MADRID (Reuters) -A Spanish judge has lifted measures that prevented UEFA and FIFA from taking action against clubs that wanted to create a European Super League.
In the ruling, published on Thursday, the commercial court in Madrid said it was lifting measures that had been adopted in April last year as even if clubs were punished by FIFA and UEFA it would not stop them going ahead with their Super League plans.
Of the 12 clubs that originally backed the breakaway Super League, only Spanish sides Real Madrid and Barcelona and Italian club Juventus remain.
The three clubs did not respond when contacted by Reuters for comment. World soccer’s governing body FIFA also did not comment. Newspaper AS reported that the Super League would appeal the decision.
“UEFA has today received the order of the Madrid court, lifting the precautionary measures in their entirety,” a UEFA spokesperson said.
“UEFA welcomes this decision and is considering its implications. UEFA will not be making any further comment for the time being.”
The proposed league threatened to upend the long-established order of elite soccer in Europe by guaranteeing its founding clubs places, rather than making them qualify through their domestic competitions.

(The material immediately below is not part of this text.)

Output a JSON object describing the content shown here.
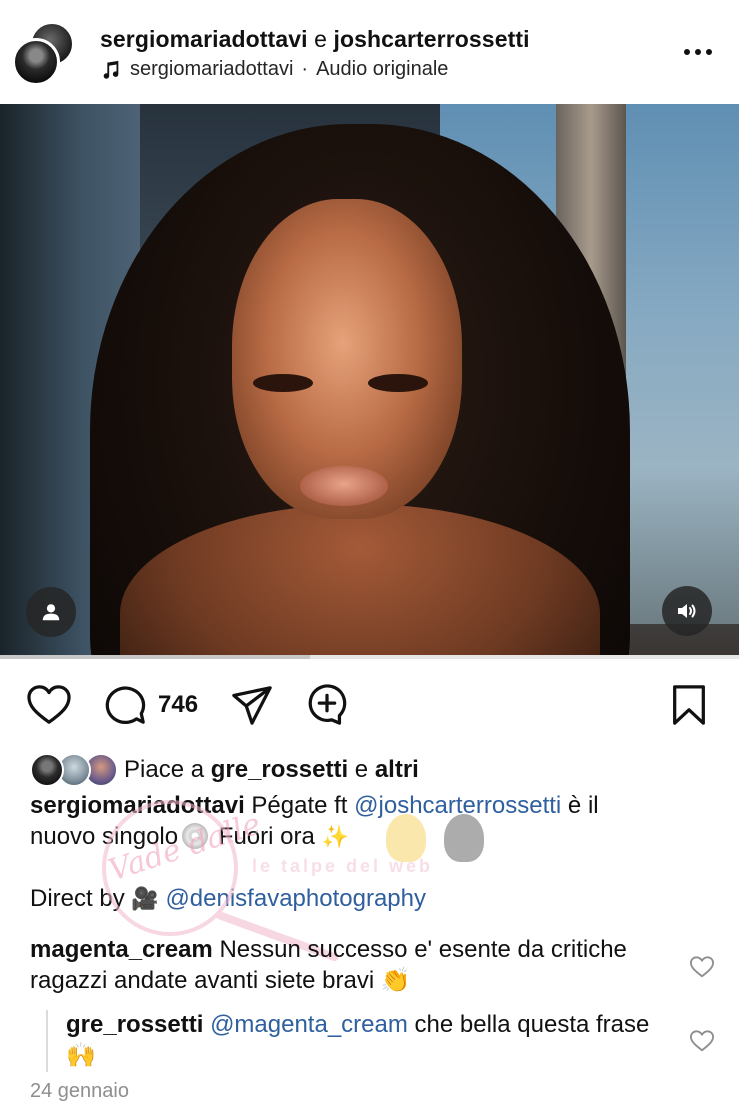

Judge Sofia Gil Garcia wrote in her ruling that at the time of the project’s development, the Super League clubs were “perfectly aware of the possible consequences, which did not prevent the adoption of financing commitments, which cannot be assumed or presumed to be frustrated by possible sanctions.”
Last April, a different judge said that FIFA and UEFA must not adopt “any measure that prohibits, restricts, limits or conditions in any way” the creation of the Super League.
That decision came after both UEFA and FIFA warned they would impose sanctions on clubs and players competing in the new league, which was being set up as a rival to UEFA’s established Champions League.
(Reporting by Fernando Kallas; Editing by Toby Davis)